Work item: Your answer should be every line of the records that contains the word "name".

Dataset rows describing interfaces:
=-=-=-=-=
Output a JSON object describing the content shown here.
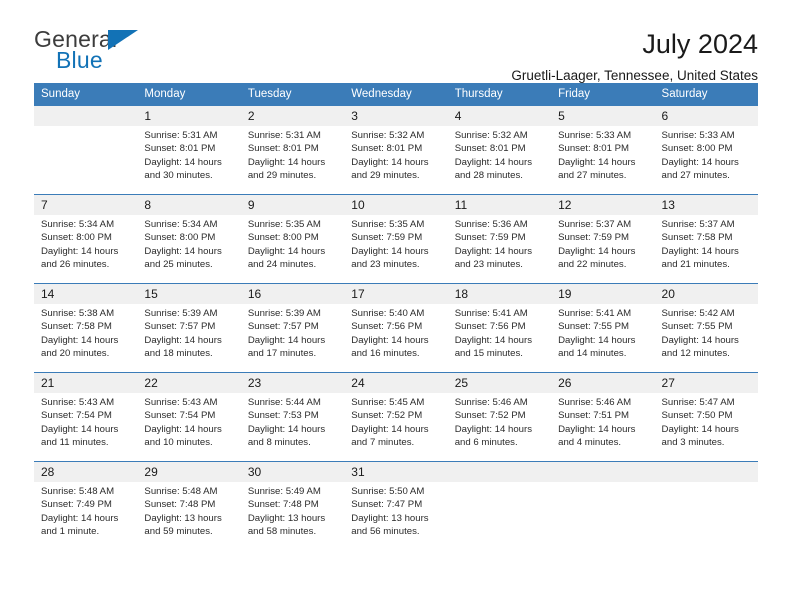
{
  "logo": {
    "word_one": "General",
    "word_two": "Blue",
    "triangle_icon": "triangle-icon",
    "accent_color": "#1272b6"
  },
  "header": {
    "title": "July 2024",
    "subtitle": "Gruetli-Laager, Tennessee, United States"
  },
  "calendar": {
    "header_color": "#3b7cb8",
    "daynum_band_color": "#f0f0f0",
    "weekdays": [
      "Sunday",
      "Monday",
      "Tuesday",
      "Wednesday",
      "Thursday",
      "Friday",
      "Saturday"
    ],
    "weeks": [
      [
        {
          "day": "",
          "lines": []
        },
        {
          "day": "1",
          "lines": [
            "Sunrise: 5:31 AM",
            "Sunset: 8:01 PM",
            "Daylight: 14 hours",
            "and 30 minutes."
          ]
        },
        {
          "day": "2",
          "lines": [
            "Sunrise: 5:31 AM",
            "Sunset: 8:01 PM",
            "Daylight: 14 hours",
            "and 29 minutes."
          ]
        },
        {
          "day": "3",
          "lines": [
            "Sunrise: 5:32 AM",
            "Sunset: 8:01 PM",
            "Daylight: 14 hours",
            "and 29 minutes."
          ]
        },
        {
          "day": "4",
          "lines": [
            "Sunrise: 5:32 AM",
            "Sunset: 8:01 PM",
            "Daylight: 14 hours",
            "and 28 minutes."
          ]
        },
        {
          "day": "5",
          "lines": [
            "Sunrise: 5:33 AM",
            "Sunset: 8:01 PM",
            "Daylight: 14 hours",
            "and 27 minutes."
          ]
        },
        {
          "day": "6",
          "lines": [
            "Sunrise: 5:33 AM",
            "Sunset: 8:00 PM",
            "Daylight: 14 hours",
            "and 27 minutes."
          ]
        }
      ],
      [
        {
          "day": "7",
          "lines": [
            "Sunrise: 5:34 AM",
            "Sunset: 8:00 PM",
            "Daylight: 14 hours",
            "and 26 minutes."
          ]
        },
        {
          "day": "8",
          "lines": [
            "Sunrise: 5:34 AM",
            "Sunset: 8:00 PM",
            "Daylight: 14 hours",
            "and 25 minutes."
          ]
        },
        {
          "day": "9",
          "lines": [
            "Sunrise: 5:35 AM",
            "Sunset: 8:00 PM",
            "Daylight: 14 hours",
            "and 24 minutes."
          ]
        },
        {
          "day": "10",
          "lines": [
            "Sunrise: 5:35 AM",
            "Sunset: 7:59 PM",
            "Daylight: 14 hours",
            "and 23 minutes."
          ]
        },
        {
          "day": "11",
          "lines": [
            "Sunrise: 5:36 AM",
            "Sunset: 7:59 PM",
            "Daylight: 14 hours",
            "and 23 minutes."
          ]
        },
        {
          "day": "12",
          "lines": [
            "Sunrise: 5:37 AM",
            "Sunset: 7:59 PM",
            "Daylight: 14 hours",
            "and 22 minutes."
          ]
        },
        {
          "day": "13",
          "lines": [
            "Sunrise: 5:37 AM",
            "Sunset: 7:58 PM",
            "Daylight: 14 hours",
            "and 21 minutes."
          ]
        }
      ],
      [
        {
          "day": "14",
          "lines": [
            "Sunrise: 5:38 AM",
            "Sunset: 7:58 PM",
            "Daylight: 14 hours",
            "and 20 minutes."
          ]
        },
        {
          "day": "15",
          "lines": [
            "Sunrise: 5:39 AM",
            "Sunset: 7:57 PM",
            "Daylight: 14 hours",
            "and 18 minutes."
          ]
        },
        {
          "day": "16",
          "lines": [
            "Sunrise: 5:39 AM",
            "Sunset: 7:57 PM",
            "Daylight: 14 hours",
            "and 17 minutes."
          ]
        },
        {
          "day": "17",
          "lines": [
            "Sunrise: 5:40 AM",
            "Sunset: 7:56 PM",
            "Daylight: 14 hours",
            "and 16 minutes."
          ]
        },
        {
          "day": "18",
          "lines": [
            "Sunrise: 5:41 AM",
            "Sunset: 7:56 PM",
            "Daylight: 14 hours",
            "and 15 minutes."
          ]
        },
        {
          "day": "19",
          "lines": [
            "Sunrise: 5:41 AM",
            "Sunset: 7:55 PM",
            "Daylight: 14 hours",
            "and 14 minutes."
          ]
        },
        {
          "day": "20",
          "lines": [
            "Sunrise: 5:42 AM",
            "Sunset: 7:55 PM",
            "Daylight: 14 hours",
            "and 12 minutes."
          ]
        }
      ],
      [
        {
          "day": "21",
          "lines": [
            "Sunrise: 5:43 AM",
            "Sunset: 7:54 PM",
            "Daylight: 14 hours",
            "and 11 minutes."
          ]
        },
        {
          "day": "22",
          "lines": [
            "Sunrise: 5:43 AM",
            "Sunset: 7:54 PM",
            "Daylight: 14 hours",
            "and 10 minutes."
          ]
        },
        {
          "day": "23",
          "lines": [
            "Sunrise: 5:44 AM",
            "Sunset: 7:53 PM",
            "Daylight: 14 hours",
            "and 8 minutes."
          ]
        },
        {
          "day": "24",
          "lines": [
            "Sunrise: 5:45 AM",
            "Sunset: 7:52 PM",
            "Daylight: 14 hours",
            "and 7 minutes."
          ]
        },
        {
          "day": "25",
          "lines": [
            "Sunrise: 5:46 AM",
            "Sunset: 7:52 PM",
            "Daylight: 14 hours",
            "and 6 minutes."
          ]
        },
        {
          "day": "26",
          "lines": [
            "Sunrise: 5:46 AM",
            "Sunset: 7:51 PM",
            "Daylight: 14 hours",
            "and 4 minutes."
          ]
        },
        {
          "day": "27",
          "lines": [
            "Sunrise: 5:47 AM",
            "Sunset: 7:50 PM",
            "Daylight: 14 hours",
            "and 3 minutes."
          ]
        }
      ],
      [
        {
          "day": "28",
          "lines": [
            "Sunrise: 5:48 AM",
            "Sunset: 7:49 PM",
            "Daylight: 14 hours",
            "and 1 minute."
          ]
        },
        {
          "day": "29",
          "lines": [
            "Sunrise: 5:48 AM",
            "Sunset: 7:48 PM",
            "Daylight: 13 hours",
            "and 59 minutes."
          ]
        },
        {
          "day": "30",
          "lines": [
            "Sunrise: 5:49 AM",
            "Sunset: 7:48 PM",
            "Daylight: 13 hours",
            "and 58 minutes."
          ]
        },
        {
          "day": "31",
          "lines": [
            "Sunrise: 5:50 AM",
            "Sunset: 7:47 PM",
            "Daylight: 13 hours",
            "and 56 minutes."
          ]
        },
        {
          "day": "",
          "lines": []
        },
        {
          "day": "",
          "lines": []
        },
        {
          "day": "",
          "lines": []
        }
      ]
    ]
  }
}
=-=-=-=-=
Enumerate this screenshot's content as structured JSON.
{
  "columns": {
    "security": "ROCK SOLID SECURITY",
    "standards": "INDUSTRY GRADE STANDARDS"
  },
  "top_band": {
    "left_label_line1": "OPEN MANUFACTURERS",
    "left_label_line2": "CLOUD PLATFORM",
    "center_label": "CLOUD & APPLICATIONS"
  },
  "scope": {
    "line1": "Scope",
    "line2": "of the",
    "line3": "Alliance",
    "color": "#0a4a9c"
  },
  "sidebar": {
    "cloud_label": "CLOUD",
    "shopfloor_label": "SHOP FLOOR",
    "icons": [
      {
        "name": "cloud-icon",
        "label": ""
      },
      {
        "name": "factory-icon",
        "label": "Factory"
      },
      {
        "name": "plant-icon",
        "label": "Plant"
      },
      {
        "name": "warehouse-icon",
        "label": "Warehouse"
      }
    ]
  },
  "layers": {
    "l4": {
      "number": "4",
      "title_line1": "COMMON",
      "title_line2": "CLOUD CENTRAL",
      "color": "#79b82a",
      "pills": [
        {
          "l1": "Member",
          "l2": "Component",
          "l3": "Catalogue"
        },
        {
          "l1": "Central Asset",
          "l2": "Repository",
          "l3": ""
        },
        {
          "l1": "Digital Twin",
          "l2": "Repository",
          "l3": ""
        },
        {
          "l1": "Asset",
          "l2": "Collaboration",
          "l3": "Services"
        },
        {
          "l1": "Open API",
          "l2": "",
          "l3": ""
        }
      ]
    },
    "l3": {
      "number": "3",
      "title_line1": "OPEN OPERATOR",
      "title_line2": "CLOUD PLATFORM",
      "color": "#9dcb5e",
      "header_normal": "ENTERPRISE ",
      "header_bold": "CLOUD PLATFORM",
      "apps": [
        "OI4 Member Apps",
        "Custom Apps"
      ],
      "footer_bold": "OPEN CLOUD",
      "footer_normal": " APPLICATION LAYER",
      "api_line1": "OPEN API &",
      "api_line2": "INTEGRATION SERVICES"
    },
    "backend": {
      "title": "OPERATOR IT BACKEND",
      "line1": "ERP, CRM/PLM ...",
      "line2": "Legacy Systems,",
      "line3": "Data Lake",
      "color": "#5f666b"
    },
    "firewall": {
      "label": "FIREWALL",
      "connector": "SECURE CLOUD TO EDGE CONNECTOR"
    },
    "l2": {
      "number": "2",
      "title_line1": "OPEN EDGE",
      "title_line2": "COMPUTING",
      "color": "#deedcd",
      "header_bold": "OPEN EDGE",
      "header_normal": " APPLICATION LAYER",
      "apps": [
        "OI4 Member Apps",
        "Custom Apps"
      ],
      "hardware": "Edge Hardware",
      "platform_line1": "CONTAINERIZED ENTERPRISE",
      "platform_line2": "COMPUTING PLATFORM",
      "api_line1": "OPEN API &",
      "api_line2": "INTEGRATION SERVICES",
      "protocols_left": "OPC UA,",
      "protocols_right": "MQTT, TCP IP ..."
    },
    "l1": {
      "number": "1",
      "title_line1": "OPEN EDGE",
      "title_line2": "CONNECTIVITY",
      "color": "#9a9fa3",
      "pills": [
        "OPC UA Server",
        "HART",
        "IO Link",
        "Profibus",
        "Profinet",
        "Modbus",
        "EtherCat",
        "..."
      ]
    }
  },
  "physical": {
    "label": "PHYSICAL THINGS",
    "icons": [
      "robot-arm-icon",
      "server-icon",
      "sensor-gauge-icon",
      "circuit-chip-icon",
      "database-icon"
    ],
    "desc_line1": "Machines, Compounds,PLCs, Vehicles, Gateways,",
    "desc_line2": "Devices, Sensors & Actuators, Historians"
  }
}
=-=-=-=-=
Task result:
        "name": "cloud-icon",
        "name": "factory-icon",
        "name": "plant-icon",
        "name": "warehouse-icon",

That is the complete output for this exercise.